4-6lbs Bone-In Pork Shoulder
Heavy Duty Aluminum Foil
Deep Pie Plate or Roasting Dish
1 tbsp strong Coffee-
2 tbsp Chili Powder
1 tsp Dry Mustard
1 1/2 tsp Garlic Powder
1/2 tbsp Salt
1 tsp Black Pepper
1 tbsp Onion Powder
1 tbsp Paprika
1/3 cup Brown Sugar
2-3 tbsp Molasses
Rinse and thoroughly dry the Pork. Place it on a piece (or two) of Aluminum Foil in your Pie Plate.
In a small bowl, combine all of the remaining ingredients to form a thick paste. Slather it on your Pork, being sure to hit any crevices or folds in the meat, and seal everything up in the Aluminum Foil.
Cook on the grill away from direct heat, or, you know, in an oven, at 350°F for about 1 1/2 hours. You’ll know it’s done when the bone slides out cleanly with absolutely no effort, and the pork starts yielding under its own gravity (and a meat thermometer reads at least 145°F).
Let the Pork cool slightly and start shredding with your fork or fingers. If you want better distributed collagen, let it cool completely before pulling and gently reheat in a pan or under your broiler.

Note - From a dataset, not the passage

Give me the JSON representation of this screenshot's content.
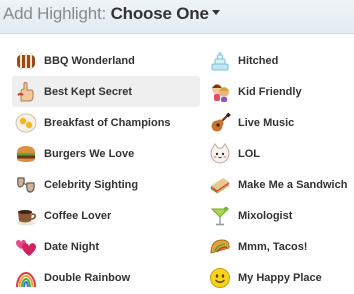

Never the microwave. Why does this work? IDFK. It just does.
Serve drizzled with Sauce and slathered in Slaw on a bun. Pretzel Rolls are obviously the best choice, but cheap-o white bread or sandwich buns are gonna do some pretty good stuff, too.
1/2 cup Cider Vinegar
1 tbsp Chili Powder
1 tsp Garlic Powder
1/4 tsp Salt
1 tbsp Molasses
1 tbsp Tomato Paste
1 tsp Honey
2 tsp plain Yellow Mustard, preferably Plochman’s
Dump it in a jar with a tight fitting lid (like a mason jar or squeeze bottle) and shake until combined. It should be runny and super vinegar-y. Let sit for a few hours (like while your pork is hanging out) and use sparingly.
8 oz bag Cole Slaw Mix
1/4 cup Mayonnaise
1/4 cup Buttermilk
1/8 tsp Cider Vinegar
2 tsp Sugar
1/4 tsp Salt
1/2 tsp Celery Seeds
1/2 tsp Dry Mustard
This isn’t rocket surgery, kids. We’re gonna let you figure this one out on your own.
Dress your Slaw no less than 15— but no more than 60— minutes before serving.